Despite existing concerns that blockchain is not mature enough to bring the new era of payments, the technology is being increasingly explored by global central banks. Blockchain technology meanwhile remains at the core of Facebook’s digital currency Libra, according to a top project executive.
Since Libra’s white paper release in June 2019, the not-yet-launched stablecoin has continued to rely on blockchain architecture, Libra Association’s vice chair Dante Disparte explained.
Blockchain unlocks payment network interoperability
In an April 28 interview with financial publication Central Banking, Disparte outlined a number of structural benefits provided by blockchain implementation. As part of the blockchain-powered advantages, the exec outlined the technology’s potential to drive interoperability of payment technologies. He said:
“We remain very committed to blockchain architecture as a distributed ledger technology for this project. Without it, the project doesn't achieve many of the efficiencies: the low-cost structure and interoperability that it's being designed to achieve.”
According to Disparte, the interoperability problem is one of the biggest challenges faced by global payment networks. “Because the technologies don't speak to each other, it is often years before the units can make payments to each other,” the executive noted.
“Without blockchain at the core of libra and that technology being shared among the members of the association, who would run validating nodes, it would be much harder to have a digital wallet environment that doesn't have lock-in effects, where the user is locked into one provider or another.”

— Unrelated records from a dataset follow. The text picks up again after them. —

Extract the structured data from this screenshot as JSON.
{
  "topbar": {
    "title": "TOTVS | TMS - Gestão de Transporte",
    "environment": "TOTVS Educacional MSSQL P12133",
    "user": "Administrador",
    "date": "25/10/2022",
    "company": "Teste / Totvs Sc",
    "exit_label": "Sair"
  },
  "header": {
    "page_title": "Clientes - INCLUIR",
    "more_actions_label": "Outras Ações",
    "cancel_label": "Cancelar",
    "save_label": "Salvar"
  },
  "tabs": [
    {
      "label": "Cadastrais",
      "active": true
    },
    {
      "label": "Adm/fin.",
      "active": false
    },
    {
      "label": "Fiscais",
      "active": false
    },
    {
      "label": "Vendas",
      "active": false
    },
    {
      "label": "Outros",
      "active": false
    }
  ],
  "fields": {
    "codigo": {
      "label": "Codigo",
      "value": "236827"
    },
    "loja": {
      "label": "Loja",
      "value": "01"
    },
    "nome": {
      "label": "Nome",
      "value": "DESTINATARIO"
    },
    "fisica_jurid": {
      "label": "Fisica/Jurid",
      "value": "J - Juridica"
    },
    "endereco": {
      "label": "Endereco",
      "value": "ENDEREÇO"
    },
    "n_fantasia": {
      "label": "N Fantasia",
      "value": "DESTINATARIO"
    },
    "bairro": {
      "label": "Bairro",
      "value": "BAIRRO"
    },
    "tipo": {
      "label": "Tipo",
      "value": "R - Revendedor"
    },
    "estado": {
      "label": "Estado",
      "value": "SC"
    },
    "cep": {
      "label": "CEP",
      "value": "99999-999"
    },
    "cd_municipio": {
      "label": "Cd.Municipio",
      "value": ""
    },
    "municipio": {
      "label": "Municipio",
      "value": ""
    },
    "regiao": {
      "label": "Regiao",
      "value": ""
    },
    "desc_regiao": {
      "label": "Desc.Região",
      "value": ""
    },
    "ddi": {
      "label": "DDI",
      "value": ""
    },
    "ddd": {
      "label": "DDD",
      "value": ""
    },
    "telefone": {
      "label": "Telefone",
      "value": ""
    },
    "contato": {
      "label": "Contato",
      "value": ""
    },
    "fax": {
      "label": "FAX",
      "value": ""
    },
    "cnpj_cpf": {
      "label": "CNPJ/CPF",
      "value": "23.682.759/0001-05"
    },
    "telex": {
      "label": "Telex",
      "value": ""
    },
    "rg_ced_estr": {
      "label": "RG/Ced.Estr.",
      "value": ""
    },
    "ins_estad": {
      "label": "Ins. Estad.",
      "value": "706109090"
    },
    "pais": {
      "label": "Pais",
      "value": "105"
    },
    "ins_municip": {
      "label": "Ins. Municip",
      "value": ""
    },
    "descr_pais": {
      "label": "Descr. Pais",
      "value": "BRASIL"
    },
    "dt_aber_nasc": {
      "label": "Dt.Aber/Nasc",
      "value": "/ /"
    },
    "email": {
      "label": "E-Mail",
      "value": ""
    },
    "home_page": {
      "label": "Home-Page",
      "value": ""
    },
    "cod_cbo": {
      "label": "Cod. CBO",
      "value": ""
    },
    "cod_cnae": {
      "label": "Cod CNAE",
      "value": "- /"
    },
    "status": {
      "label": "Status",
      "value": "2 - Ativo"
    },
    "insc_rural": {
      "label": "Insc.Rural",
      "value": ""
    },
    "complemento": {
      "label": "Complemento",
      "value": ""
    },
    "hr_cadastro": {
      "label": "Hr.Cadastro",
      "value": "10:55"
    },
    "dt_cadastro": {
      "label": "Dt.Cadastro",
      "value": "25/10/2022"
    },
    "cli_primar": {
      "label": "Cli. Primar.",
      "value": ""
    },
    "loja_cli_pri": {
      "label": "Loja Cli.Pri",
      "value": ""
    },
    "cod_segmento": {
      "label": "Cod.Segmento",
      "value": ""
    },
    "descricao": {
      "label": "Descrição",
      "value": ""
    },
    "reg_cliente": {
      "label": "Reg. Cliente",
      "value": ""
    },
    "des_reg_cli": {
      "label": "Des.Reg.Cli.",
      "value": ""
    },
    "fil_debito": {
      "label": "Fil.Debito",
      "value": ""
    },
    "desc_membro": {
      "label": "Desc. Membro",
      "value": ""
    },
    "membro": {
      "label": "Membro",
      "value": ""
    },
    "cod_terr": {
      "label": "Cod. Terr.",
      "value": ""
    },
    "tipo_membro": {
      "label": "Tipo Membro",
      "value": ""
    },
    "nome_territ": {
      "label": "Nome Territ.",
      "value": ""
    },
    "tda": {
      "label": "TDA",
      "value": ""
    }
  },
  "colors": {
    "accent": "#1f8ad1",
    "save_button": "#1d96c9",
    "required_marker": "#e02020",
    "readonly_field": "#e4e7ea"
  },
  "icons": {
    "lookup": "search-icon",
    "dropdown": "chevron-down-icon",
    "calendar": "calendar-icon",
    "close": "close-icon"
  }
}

The Libra Association declined to elaborate to Cointelegraph on how exactly Libra is planning to tackle the interoperability issues by means of blockchain.
“Cryptocurrency aspect is not the key dimension of innovation,” Disparte says
In the interview, Disparte also touched upon a common narrative stipulating that cryptocurrencies are not that crucial for innovation as blockchain technology is.
“The cryptocurrency aspect is not the key dimension of innovation. The real breakthrough is to create the protocol level for the transfer of value. That's Libra's big contribution. Without blockchain at the core, it is very hard to achieve that openness that we're trying to develop at the wallet level and at the user level.”
According to the executive, the Libra Association expects to launch Libra in Q4 2020. By that time, the project hopes to sort out major issues including regulation, organization and readiness to move from testnet to the main environment, Disparte noted.
Libra is putting more efforts to launch the project
Disparte’s interview comes after Libra put some new efforts to move forward with the project recently. On April 16, the Libra Association applied for a payment system license from the Swiss Financial Market Supervisory Authority, also making a bunch of changes to its white paper.
Alongside working on regulatory matters, Libra has continued to grow its members and team. On April 20, the Libra Association added non-profit organization Heifer International. Earlier today, the Association was joined by British payments start-up Checkout.com. Facebook’s digital wallet Calibra is also looking to create 50 new roles for its workforce in Ireland.